The same is doubtless true of the route from Osroene by Ras al-`Ain and Nasibin, and that by Veranshehr and Mardin to the Tigris.
With the accession of Phocas (602) began the great war which shook the two kingdoms.
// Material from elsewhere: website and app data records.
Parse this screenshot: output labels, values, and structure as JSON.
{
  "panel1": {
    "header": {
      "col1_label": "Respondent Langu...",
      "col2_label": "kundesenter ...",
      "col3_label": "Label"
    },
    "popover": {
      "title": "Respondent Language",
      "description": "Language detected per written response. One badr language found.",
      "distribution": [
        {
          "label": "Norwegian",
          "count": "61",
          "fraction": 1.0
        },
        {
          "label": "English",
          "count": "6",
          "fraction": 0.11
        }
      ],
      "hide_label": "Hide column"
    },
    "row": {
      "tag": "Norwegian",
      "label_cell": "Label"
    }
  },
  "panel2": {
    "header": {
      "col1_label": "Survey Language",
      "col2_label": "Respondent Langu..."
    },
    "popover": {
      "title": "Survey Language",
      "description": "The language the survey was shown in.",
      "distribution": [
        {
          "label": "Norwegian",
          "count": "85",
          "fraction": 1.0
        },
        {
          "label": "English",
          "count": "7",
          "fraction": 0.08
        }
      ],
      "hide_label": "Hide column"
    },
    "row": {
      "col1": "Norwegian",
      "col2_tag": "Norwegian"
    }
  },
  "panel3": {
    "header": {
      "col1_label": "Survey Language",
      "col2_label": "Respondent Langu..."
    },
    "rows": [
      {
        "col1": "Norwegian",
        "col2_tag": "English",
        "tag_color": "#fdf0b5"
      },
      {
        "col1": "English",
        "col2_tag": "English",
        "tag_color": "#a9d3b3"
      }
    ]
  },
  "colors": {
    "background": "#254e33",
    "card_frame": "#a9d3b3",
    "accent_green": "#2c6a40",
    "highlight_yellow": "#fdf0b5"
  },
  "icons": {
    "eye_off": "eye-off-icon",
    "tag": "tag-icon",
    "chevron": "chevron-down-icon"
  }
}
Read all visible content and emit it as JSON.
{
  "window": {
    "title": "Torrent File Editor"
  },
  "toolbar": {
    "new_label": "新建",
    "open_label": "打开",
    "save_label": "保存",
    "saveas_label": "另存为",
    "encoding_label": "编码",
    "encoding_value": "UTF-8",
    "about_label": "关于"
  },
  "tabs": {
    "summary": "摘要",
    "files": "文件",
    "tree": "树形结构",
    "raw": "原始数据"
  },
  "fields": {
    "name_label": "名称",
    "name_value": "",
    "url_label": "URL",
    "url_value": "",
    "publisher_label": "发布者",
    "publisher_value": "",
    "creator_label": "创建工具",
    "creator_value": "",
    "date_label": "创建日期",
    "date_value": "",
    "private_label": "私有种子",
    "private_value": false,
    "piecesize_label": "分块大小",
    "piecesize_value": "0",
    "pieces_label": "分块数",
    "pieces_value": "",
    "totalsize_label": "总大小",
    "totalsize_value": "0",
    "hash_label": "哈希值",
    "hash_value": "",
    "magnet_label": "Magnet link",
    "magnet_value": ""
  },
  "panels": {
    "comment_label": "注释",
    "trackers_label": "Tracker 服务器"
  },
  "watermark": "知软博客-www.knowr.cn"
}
The loss of Edessa, where Narses revolted, was temporary; but the Roman fortress of Dara fell after nine months' siege (c. 605); Harran, Ras al-`Ain and Edessa followed in 607, many of the Christian inhabitants being transported to the Far East, and Chosroes carried the victorious arms of Persia far into the Roman Empire.
For some years the Porte has been applying steady pressure on the nomads to induce them to settle, by increasing the number of military posts, by introducing Circassian colonies, as at Ras al-`Ain, sometimes by forcible settlement.
In 1872 Munzinger, now in Egyptian service, annexed Asmara to the khedivial dominions, but in 1884, owing to the rise of the mandi,Egypt evacuated her Abyssinian provinces and Asmara was chosen by Ras Alula, the representative of the negus Johannes (King John), as his headquarters.
Built at the head of a gulf, the Sinus Immundus, or Foul Bay, of Strabo, it was sheltered on the north by Ras Benas (Lepte Extrema).